I worked at a place where devs would regularly come in around noon or later. Code wouldn't get checked in and then the QA people were complaining they couldn't test code and the PM's couldn't tell the "business" stuff was ready to look at.
Likewise, if the QA people are coming in late and the dev is waiting for stuff to be checked off so he can tell the PM to send the app for review, it can screw delivery up.
Is the work done poorly? No, but there were headaches when everybody was on their own schedules.
This seems like an awfully tenuous way of assessing work-life balance.
WLB = being suitable for the role + sallary + freetime + company friendliness
For me, work-life balance is not a numbers game - it is a question of whether or not I can step away from work to do activities with my family, pursue hobbies or personal projects,etc. If I get sick, does my boss say, "Get better fast and get back here.", or does he say, "Get better, and let us know when you are ready to come back." If I take an afternoon off to go to my daughter's track meet, is that frowned upon, or does my team say, "Great, let us know how she did!"
If the company truly cares only about getting the work done, and truly lets you live your life as long as the work is getting done, then you have balance.
Fundamentally it's about trust and respect.
If my boss, or my team, feels they need to track my time, my output on a day to day basis, whether I was actually ill when I took sick pay, something is wrong.
That same team has to trust, to some extent, that I respect my work, that I produce good output, that I don't cut corners, that I'll be in the next day and not wander off into the horizon.
The two seem inconsistent to me. I'd far rather employ someone who isn't a perfect clean shaven 9-5, than someone who's in first, out last, but pumps out half baked solutions (or worse still, actively includes backdoors or similar).
I firmly believe that flexibility in work is almost always the way to go. Even for shift patterns, a large enough company should be able to find cover if someone can't (or simply doesn't want to) turn up on Wednesday.
Edit: Not necessarily a formula, but what I consider important.
Vade retro Bloombergas.
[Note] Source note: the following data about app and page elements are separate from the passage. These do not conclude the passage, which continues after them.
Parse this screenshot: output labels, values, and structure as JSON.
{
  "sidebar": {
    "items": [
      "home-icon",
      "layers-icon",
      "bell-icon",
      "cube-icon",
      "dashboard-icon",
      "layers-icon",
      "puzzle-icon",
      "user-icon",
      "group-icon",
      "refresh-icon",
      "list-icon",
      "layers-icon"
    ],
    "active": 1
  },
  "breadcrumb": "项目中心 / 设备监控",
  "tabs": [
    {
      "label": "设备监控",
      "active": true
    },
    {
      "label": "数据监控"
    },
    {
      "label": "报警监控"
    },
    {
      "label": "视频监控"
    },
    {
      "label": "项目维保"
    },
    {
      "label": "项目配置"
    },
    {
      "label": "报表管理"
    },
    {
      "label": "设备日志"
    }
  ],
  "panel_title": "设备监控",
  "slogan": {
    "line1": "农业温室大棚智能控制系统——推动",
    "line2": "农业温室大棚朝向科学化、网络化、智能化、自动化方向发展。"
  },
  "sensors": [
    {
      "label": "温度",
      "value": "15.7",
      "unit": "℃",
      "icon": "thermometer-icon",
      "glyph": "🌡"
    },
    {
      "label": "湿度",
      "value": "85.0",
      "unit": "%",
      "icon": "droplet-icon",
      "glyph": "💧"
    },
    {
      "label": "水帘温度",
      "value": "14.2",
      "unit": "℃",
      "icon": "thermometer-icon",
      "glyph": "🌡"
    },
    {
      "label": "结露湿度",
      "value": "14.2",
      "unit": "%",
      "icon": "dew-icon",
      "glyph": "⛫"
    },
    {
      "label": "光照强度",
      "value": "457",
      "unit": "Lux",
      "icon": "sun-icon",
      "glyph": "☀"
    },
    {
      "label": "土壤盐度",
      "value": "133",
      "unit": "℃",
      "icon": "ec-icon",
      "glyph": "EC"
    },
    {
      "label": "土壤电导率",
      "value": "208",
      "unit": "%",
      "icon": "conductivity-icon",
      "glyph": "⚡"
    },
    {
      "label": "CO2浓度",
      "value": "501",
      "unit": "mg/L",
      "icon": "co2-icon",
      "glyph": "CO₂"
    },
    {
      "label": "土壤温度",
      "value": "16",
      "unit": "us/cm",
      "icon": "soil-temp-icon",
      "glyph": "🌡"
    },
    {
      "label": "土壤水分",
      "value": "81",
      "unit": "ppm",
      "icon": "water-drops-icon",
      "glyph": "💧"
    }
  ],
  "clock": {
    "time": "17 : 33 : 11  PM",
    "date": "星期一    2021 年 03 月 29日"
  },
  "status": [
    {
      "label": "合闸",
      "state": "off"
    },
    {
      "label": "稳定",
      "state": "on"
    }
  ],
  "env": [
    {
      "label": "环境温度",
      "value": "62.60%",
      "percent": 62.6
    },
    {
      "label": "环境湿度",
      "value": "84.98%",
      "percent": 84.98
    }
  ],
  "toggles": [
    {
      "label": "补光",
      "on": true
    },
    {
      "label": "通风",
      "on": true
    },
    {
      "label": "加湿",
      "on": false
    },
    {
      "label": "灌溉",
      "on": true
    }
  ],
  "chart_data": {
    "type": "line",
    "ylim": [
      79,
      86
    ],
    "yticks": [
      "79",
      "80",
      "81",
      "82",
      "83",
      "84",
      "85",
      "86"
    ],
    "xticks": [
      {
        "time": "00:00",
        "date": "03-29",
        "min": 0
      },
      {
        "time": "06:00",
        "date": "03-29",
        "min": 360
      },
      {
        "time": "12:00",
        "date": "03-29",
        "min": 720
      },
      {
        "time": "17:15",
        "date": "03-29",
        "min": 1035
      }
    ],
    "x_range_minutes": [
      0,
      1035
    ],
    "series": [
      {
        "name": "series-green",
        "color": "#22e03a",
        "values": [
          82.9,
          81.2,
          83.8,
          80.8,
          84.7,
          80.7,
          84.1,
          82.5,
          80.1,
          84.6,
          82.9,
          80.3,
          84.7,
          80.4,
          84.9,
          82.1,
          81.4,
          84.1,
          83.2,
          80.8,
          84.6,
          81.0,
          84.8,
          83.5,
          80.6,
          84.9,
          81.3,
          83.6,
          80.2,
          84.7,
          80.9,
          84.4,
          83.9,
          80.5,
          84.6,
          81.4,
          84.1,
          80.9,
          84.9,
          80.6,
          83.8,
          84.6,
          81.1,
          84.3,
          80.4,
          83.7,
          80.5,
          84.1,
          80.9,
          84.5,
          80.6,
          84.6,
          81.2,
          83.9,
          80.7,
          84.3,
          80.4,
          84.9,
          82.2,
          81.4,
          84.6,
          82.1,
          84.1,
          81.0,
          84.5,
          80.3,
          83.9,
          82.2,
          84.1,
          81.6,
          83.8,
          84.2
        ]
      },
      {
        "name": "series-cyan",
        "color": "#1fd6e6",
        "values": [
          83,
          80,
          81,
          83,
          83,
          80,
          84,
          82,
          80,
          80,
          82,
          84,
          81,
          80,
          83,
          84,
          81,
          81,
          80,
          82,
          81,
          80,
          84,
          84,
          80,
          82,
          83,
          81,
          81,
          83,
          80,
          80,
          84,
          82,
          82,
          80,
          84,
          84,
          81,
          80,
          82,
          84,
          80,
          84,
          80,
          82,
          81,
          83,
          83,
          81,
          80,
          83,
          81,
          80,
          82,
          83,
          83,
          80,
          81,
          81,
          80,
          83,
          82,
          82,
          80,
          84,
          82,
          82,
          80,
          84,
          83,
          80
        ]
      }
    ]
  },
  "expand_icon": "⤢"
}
Happiness is doomed to decrease. It's the consequence of private property... I know what you think: "please no".